Still, Blur is what, 13 years old now? Some of us are getting on in years. Which made it all the more shocking to discover that Blur hate fat people! That’s right, you heard me. Damon Albarn, Dave Rowntree, Alex James—they despise the portly members of their audience. How else can you explain that they only had one T-shirt in XL? Sure, their merchandise shill said they had run out since the tour was almost over, but dammit, you bring more XL than anything else, since your fans are turning into fat fogies! Plus, the remaining XL was the worst shirt they had. Fuckers.
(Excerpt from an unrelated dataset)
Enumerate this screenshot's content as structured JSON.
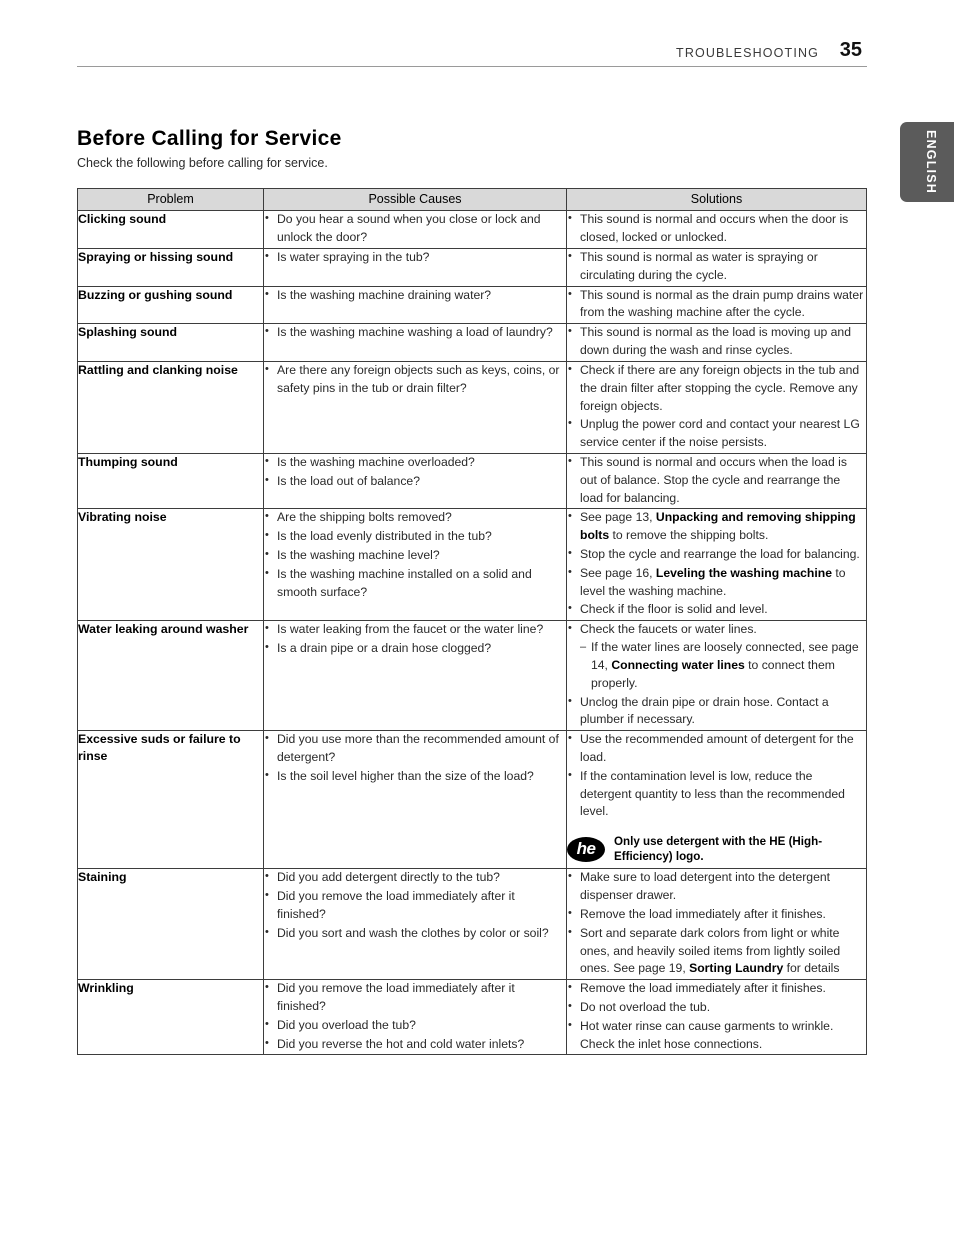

Ignoring their anti-chubby politics, though, one must admit that the show was fantastic. And just as Albarn’s writing shifts from album to album, he once more brought a whole new stage persona. Backed now by ex-Verve guitarist Simon Tong, along with the regular rhythm section, and the addition of three back-up singers, a keyboardist/saxophonist, and a second man on percussion, Damon has dropped the eager popstar manicness and is now the drunken elder statesmen, showing up and doing the job and somehow making it look easy, unrehearsed, and bloody brilliant. There was a little Mark E. Smith in his staggering swagger, and maybe even a little Tom Waits, too. He’s still gripped by the passion, surely, but he’s very much in control of it, and he needn’t work it too hard. Just let it be. It gave the performance an air of spontaneity, a looseness that nearly suggested they were just making it all up on the spot and that for as much as it was good, it could disintegrate at any second—a difficult task, creating a false danger. But that’s rock ’n’ roll.
Think Tank was the most-represented album, which is as it should be. “Brothers & Sisters” swept everyone up in a sense of community, and “Battery In Your Leg” is an amazing set closer. “Gene By Gene” is as fun live as on record, and “Crazybeat” fits well alongside “Song 2” as crowd-pleasing noise. The only disappointment was “Out of Time.” There was something wrong with the mix, and a bit of keyboard racket was stepping over the melody.
A nice grab bag of oldies also served us well. “Girls & Boys” may have seemed a little perfunctory, but “Beetlebum” still maintains its lackadaisical charm. “Trimm Trabb” slid in quiet and then grew to fantastic, “For Tomorrow” jumped in our midst like the hero it is, and “Tender” had the sort of elegiac, uplifting grace that you expect from something with gospel trappings (which is the whole point of gospel, which is what its detractors don’t get, since they are wrong in the head and sniff too much ink). Damon led us to believe that “To The End” was a recent addition to the set, and this was the third airing on the tour, and it’s still lovely. Highlight, though, had to be “Badhead,” both because it was an unexpected choice, and just because its simple melody and off-kilter instrumentation make you realize that Blur hasn’t gone that far away from their early days, that the anything-goes feeling was always there. (Though, early B-sides and tracks like “Sing,” I’ve always argued, pointed a clear path to 13, still their best record.)
The encore was a perfectly chosen four-pronged music weapon. “Popscene” still has the power to thrill, and serves as a great coda to a night of musical abandonment. Damon got pretty animated. This is Blur’s “I Can See For Miles.” It was followed by “On The Way to the Club,” which they linked up with the amazing “We’ve Got a File On You,” two-minutes of glorious, paranoid, accusatory, angry punk. The capper, though, was “This is A Low,” perhaps the most life-affirming sad song there ever was. I think it’s impossible not to crumble and sing along to it, and it’s the greatest high to be sent out into the night air on.
Current Soundtrack: Blur, Parklife